Science!: Giant Squid Sex and Whale Nostrils

Lauren Admire | 26 Jul 2010 21:00

I'd like to preface this last entry with a note: Physics is not my strong point. I can't quite wrap my head around everything about this news story, but it's incredibly interesting and I wanted to share it. That being said, here we go!

You're probably most familiar with the grandfather paradox from Marty McFly's adventures in Back to the Future, wherein he must take caution not to accidentally do something that will cause him to have never existed in the first place. Time machines are cool and all, but that's a pretty big gamble to take just to go back and laugh at a pod of dodos.

Thankfully, some clever MIT professor and colleagues have fixed this for us, allowing us to theoretically travel to any period of time in relative safety (grognards hoping to visit a real-life wargame, you're on your own). There are a lot of complicated equations and mind-blowing quantum mechanics theories involved here, so I will be substituting the phrase "fancy science magics" for anything I don't quite understand.

Physicists used the theories of postselection and quantum teleportation to make fancy science magics a possibility. Postselection is a way of solving a complex problem with multiple variables by allowing the variables to select a random value and then "postselecting" for the one combination that will make the equation true. Though not a perfect example, it sounds a lot like taking Schrodinger's cat and shooting it in order to get the desired outcome.

Coupled with postselection is the theory of quantum teleportation - using fancy science magics, it's possible to produce a quantum state in space that had previously existed in an entirely different part of space.

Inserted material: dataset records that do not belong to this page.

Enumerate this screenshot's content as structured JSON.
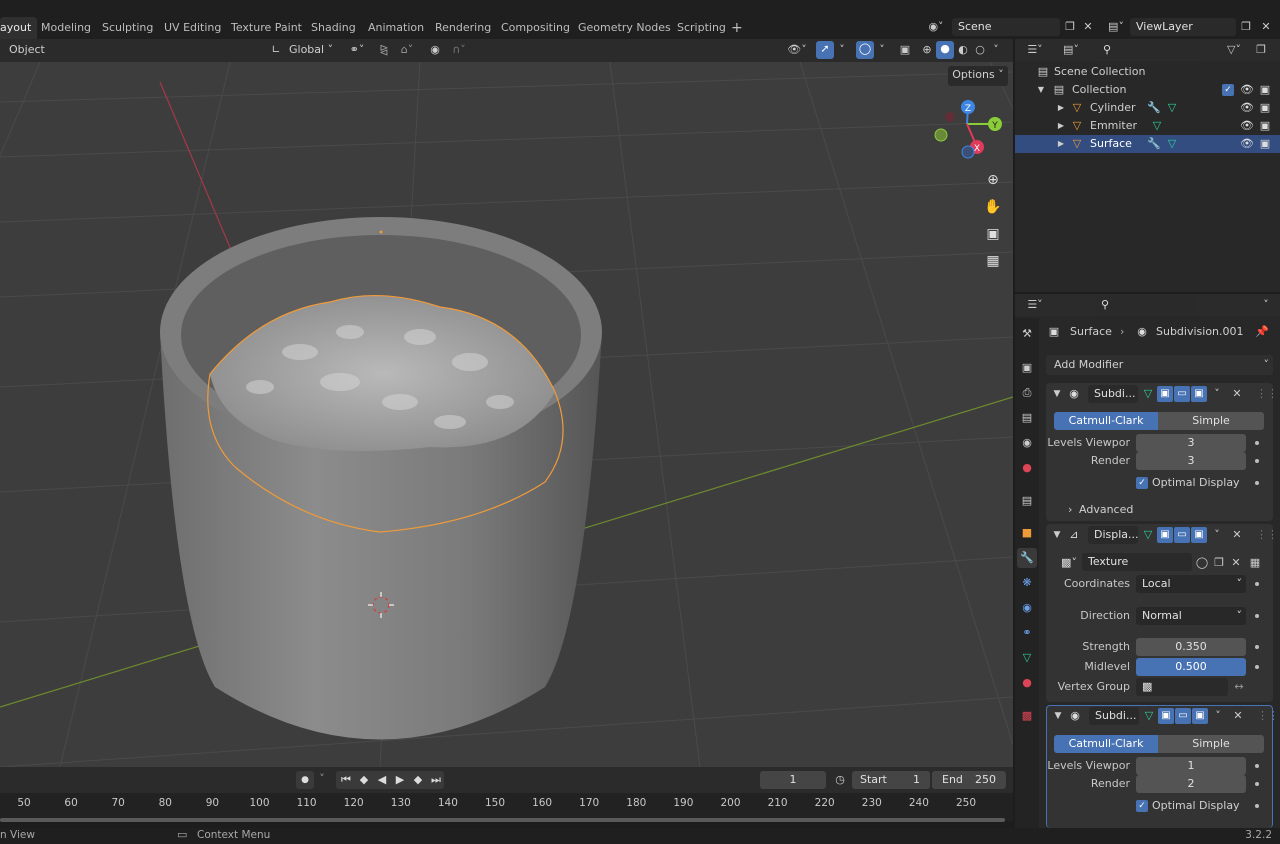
{
  "workspaces": [
    "ayout",
    "Modeling",
    "Sculpting",
    "UV Editing",
    "Texture Paint",
    "Shading",
    "Animation",
    "Rendering",
    "Compositing",
    "Geometry Nodes",
    "Scripting"
  ],
  "add_tab": "+",
  "scene_name": "Scene",
  "view_layer_name": "ViewLayer",
  "viewport_header": {
    "mode": "Object",
    "orientation": "Global"
  },
  "options_label": "Options",
  "outliner": {
    "scene_collection": "Scene Collection",
    "collection": "Collection",
    "objects": [
      {
        "name": "Cylinder",
        "selected": false
      },
      {
        "name": "Emmiter",
        "selected": false
      },
      {
        "name": "Surface",
        "selected": true
      }
    ]
  },
  "properties": {
    "breadcrumb_object": "Surface",
    "breadcrumb_modifier": "Subdivision.001",
    "add_modifier": "Add Modifier",
    "subdiv1": {
      "name": "Subdi...",
      "mode_a": "Catmull-Clark",
      "mode_b": "Simple",
      "levels_label": "Levels Viewpor",
      "levels_value": "3",
      "render_label": "Render",
      "render_value": "3",
      "optimal_label": "Optimal Display",
      "advanced_label": "Advanced"
    },
    "displace": {
      "name": "Displa...",
      "texture_label": "Texture",
      "coordinates_label": "Coordinates",
      "coordinates_value": "Local",
      "direction_label": "Direction",
      "direction_value": "Normal",
      "strength_label": "Strength",
      "strength_value": "0.350",
      "midlevel_label": "Midlevel",
      "midlevel_value": "0.500",
      "vertex_group_label": "Vertex Group"
    },
    "subdiv2": {
      "name": "Subdi...",
      "mode_a": "Catmull-Clark",
      "mode_b": "Simple",
      "levels_label": "Levels Viewpor",
      "levels_value": "1",
      "render_label": "Render",
      "render_value": "2",
      "optimal_label": "Optimal Display"
    }
  },
  "timeline": {
    "current_frame": "1",
    "start_label": "Start",
    "start_value": "1",
    "end_label": "End",
    "end_value": "250",
    "ticks": [
      "50",
      "60",
      "70",
      "80",
      "90",
      "100",
      "110",
      "120",
      "130",
      "140",
      "150",
      "160",
      "170",
      "180",
      "190",
      "200",
      "210",
      "220",
      "230",
      "240",
      "250"
    ]
  },
  "status_bar": {
    "left": "n View",
    "context": "Context Menu",
    "version": "3.2.2"
  },
  "gizmo_labels": {
    "z": "Z",
    "y": "Y",
    "x": "X"
  },
  "colors": {
    "accent": "#4772b3",
    "selected_row": "#334d80",
    "x_axis": "#e0395a",
    "y_axis": "#8acd38",
    "z_axis": "#3e86e5",
    "outline": "#f09b3a"
  }
}
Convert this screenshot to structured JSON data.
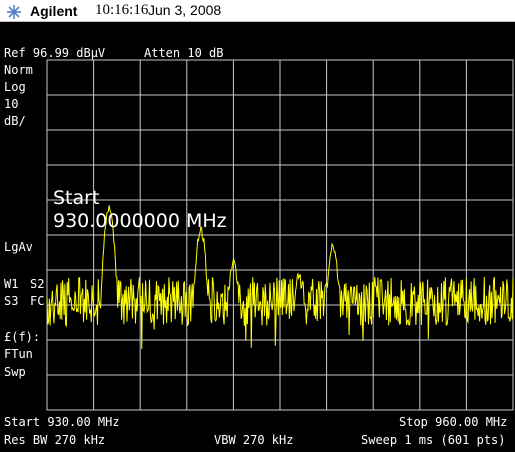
{
  "header": {
    "brand": "Agilent",
    "time": "10:16:16",
    "date": "Jun 3, 2008"
  },
  "analyzer": {
    "ref_level": "Ref 96.99 dBµV",
    "attenuation": "Atten 10 dB",
    "detector_norm": "Norm",
    "scale_type": "Log",
    "scale_value": "10",
    "scale_unit": "dB/",
    "averaging": "LgAv",
    "trace_w1": "W1",
    "trace_s2": "S2",
    "trace_s3": "S3",
    "trace_fc": "FC",
    "freq_corr": "£(f):",
    "ftun": "FTun",
    "swp": "Swp",
    "active_function_label": "Start",
    "active_function_value": "930.0000000 MHz",
    "start_freq": "Start 930.00 MHz",
    "stop_freq": "Stop 960.00 MHz",
    "res_bw": "Res BW 270 kHz",
    "vbw": "VBW 270 kHz",
    "sweep": "Sweep 1 ms (601 pts)",
    "trace_color": "#ffff00",
    "grid_color": "#c8c8c8"
  },
  "chart_data": {
    "type": "line",
    "x_range_mhz": [
      930,
      960
    ],
    "y_range_dbuv": [
      -3.01,
      96.99
    ],
    "points": 601,
    "noise_floor_dbuv": [
      21,
      35
    ],
    "peaks": [
      {
        "freq_mhz": 934.0,
        "level_dbuv": 56
      },
      {
        "freq_mhz": 939.9,
        "level_dbuv": 50
      },
      {
        "freq_mhz": 942.0,
        "level_dbuv": 41
      },
      {
        "freq_mhz": 946.2,
        "level_dbuv": 37
      },
      {
        "freq_mhz": 948.4,
        "level_dbuv": 46
      }
    ]
  }
}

In other words, you could transport a particle - and therefore, probably groups of particles back in time. In the future.

So, how does this solve the grandfather paradox? In two ways. First - it doesn't involve the bending of spacetime at all, which is good, because I wouldn't be able to explain that if my life depended on it. Lastly - anything that happens while you're busy time traveling already had a finite chance of happening anyways. Therefore, because of fancy science magic, a particle or group of particles could not go back into time and destroy itself. Whew!

Thanks, fancy science magics! If you want to read the entire paper, you can do so here.

Source: PopSci


Comments on